    'Flag if notification might be removed'
)->addIndex(
    $installer->getIdxName('adminnotification_inbox', ['severity']),
    ['severity']
)->addIndex(
    $installer->getIdxName('adminnotification_inbox', ['is_read']),
    ['is_read']
)->addIndex(
    $installer->getIdxName('adminnotification_inbox', ['is_remove']),
    ['is_remove']
)->setComment(
    'Adminnotification Inbox'
);
$installer->getConnection()->createTable($table);

To summarize this means that admin notifications work something like this…

Why This Is Not Quite Sane

There are a couple underlying issues with the mechanics behind this module…

  1. The idea of a shared notification inbox for all system users in-and-of-itself reeks. If Magento is pushing out critical messages, it’s probably a good idea to not allow one user to dismiss them and prevent any other users from seeing them. It is worth noting that there are ACLs to limit user’s ability to remove or mark notification as read. While this adds some sanity to the implementation, the underlying architecture of a shared inbox is fundamentally broken.
  2. The fact that the pop-up shows indefinitely until dismissed has likely ticked off a number of Magento merchant users. Most users would probably expect that after seeing the notification the first time it would not show again.

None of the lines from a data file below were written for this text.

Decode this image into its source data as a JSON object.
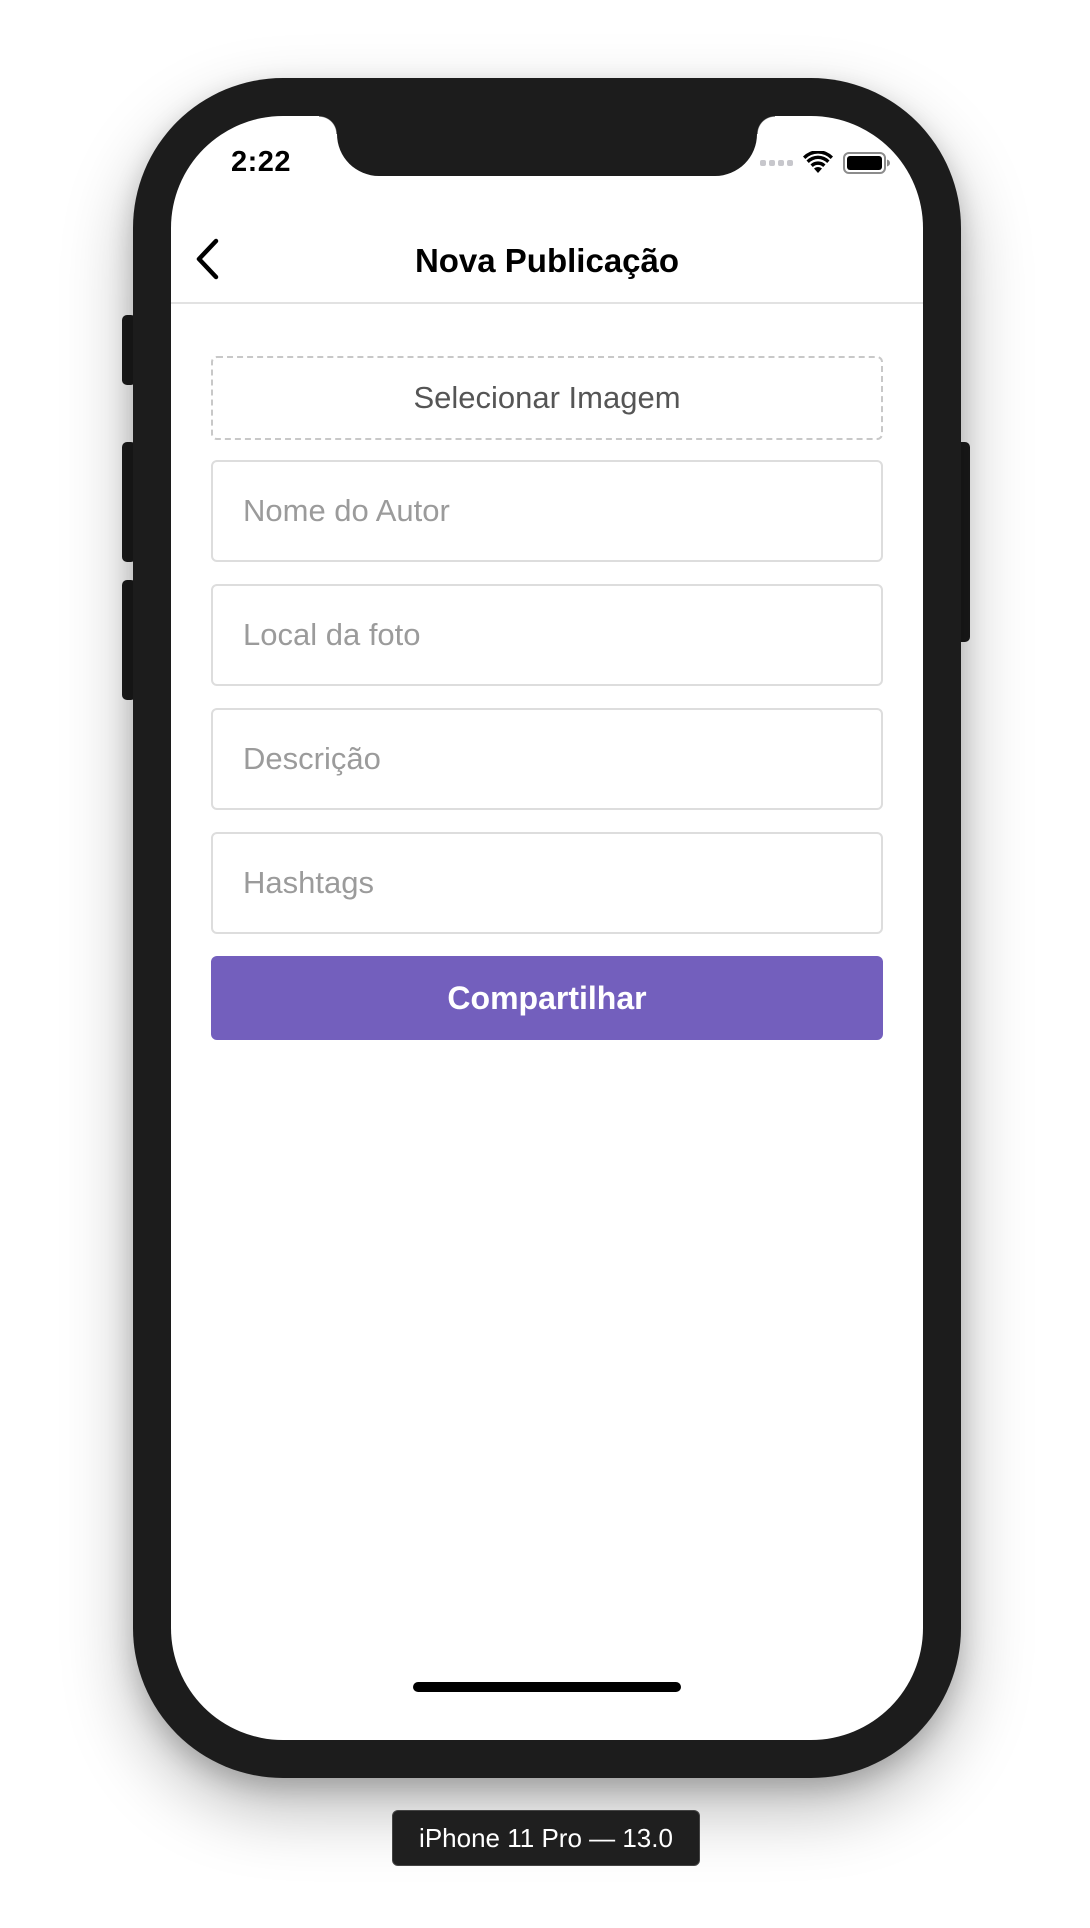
{
  "status_bar": {
    "time": "2:22"
  },
  "navbar": {
    "title": "Nova Publicação",
    "back_icon": "chevron-left-icon"
  },
  "form": {
    "select_image_label": "Selecionar Imagem",
    "author_placeholder": "Nome do Autor",
    "author_value": "",
    "location_placeholder": "Local da foto",
    "location_value": "",
    "description_placeholder": "Descrição",
    "description_value": "",
    "hashtags_placeholder": "Hashtags",
    "hashtags_value": "",
    "share_label": "Compartilhar"
  },
  "simulator": {
    "device_label": "iPhone 11 Pro — 13.0"
  },
  "colors": {
    "accent": "#735fbd",
    "frame": "#1c1c1c"
  }
}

Suffice it to say, there is immense room for improvement with this notification system.

How Could This Be Done Better

First and foremost, there should be a user_id column on the admin_notification_inbox table and notifications shouldn’t be system-wide, they should be to specific users.

Next, the notifications shouldn’t show perpetually until you mark them as read. As mentioned previously, users most likely expect to only see these messages once.

Finally, I’d suggest that the notifications Magento publishes be given different categories so that specific roles can be configured to receive specific categories of notifications. For example, store administrators should receive notifications about security updates, but those don’t need to the marketing team. However the marketing team might be interested to learn about feature enhancements.

Conclusion

Have thoughts about this? Leave them below.

Would love to gather feedback here so that this can ultimately be fixed in core.

Max Chadwick Hi, I'm Max!

I'm a software developer who mainly works in PHP, but also dabbles in Ruby and Go. Technical topics that interest me are monitoring, security and performance.

During the day I solve challenging technical problems at Something Digital where I mainly work with the Magento platform. I also blog about tech, work on open source and hunt for bugs.

If you'd like to get in touch with me the best way is on Twitter.